I tend to become too absorbed in my work. This is part of my problem with asking for help. I am working on being more aware of time management in this respect.
I believe in teamwork and cooperation with other employees in the workplace. I demonstrate this by listening to the opinions of others respectfully. I try not to be an obstacle when there are disagreements, but try to work things out as much as possible.
I value respect and clarity between colleagues. I believe in transparent communication between employees and management and welcome feedback on my work performance and my teamwork in the office.
I value friendship with my team members, and I am thoughtful of others, as I would like them to be thoughtful of me.
I try to be helpful to co-workers, management and customers.
I am steadfast in my abilities to meet my deadlines within my work, and I am mindful about scheduling.

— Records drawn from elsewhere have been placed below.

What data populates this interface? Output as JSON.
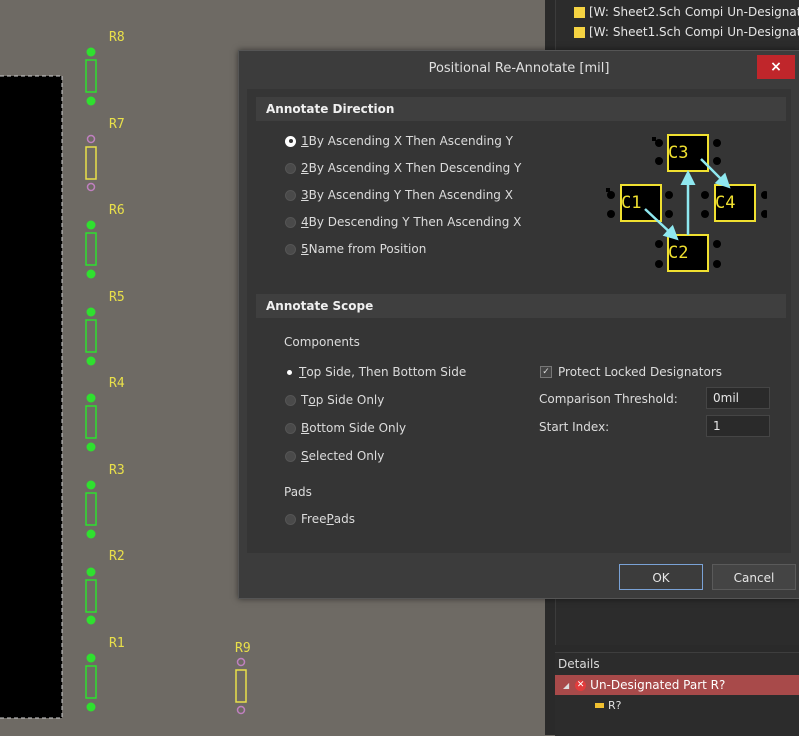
{
  "pcb": {
    "designators": [
      "R8",
      "R7",
      "R6",
      "R5",
      "R4",
      "R3",
      "R2",
      "R1",
      "R9"
    ]
  },
  "messages_panel": {
    "rows": [
      {
        "col1": "[W:",
        "col2": "Sheet2.Sch",
        "col3": "Compi",
        "col4": "Un-Designated I"
      },
      {
        "col1": "[W:",
        "col2": "Sheet1.Sch",
        "col3": "Compi",
        "col4": "Un-Designated I"
      }
    ]
  },
  "details": {
    "header": "Details",
    "error_text": "Un-Designated Part R?",
    "sub_item": "R?"
  },
  "dialog": {
    "title": "Positional Re-Annotate [mil]",
    "close_label": "×",
    "direction": {
      "header": "Annotate Direction",
      "options": [
        {
          "key": "1",
          "rest": " By Ascending X Then Ascending Y",
          "selected": true
        },
        {
          "key": "2",
          "rest": " By Ascending X Then Descending Y",
          "selected": false
        },
        {
          "key": "3",
          "rest": " By Ascending Y Then Ascending X",
          "selected": false
        },
        {
          "key": "4",
          "rest": " By Descending Y Then Ascending X",
          "selected": false
        },
        {
          "key": "5",
          "rest": " Name from Position",
          "selected": false
        }
      ],
      "preview_labels": [
        "C3",
        "C1",
        "C4",
        "C2"
      ]
    },
    "scope": {
      "header": "Annotate Scope",
      "components_label": "Components",
      "component_options": [
        {
          "key": "T",
          "rest": "op Side, Then Bottom Side",
          "selected": true
        },
        {
          "pre": "T",
          "key": "o",
          "rest": "p Side Only",
          "selected": false
        },
        {
          "key": "B",
          "rest": "ottom Side Only",
          "selected": false
        },
        {
          "key": "S",
          "rest": "elected Only",
          "selected": false
        }
      ],
      "pads_label": "Pads",
      "pad_option": {
        "pre": "Free ",
        "key": "P",
        "rest": "ads",
        "selected": false
      },
      "protect_locked_label": "Protect Locked Designators",
      "protect_locked_checked": true,
      "threshold_label": "Comparison Threshold:",
      "threshold_value": "0mil",
      "start_index_label": "Start Index:",
      "start_index_value": "1"
    },
    "ok_label": "OK",
    "cancel_label": "Cancel"
  }
}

I am dedicated to my work, sometimes staying beyond office hours. However, I try to keep my work in perspective and I don’t let it affect my personal life. I try to maintain a work and life balance because this makes me a more effective and energized team member.
I am working on further education in the accounting field to become a more productive and knowledgeable team member for the company.
I am working toward an eventual role in management to further my career goals. To that end, I am taking evening classes for a bachelor’s degree in accounting. Ideally, I would like to stay with this company because I enjoy working with my team members and in the company environment. As a manager, I want to continue helping the company to grow by encouraging my team members to do their best. Currently, I would like to have more of a role that allows me to make decisions within the team. However, I will remain respectful of management with a willingness to learn from both team members and management.
Feedback on my self evaluation assessment:
I would appreciate any feedback from my coworkers and management about my self-assessment. I am always looking for ways to learn and grow as an employee and as a colleague.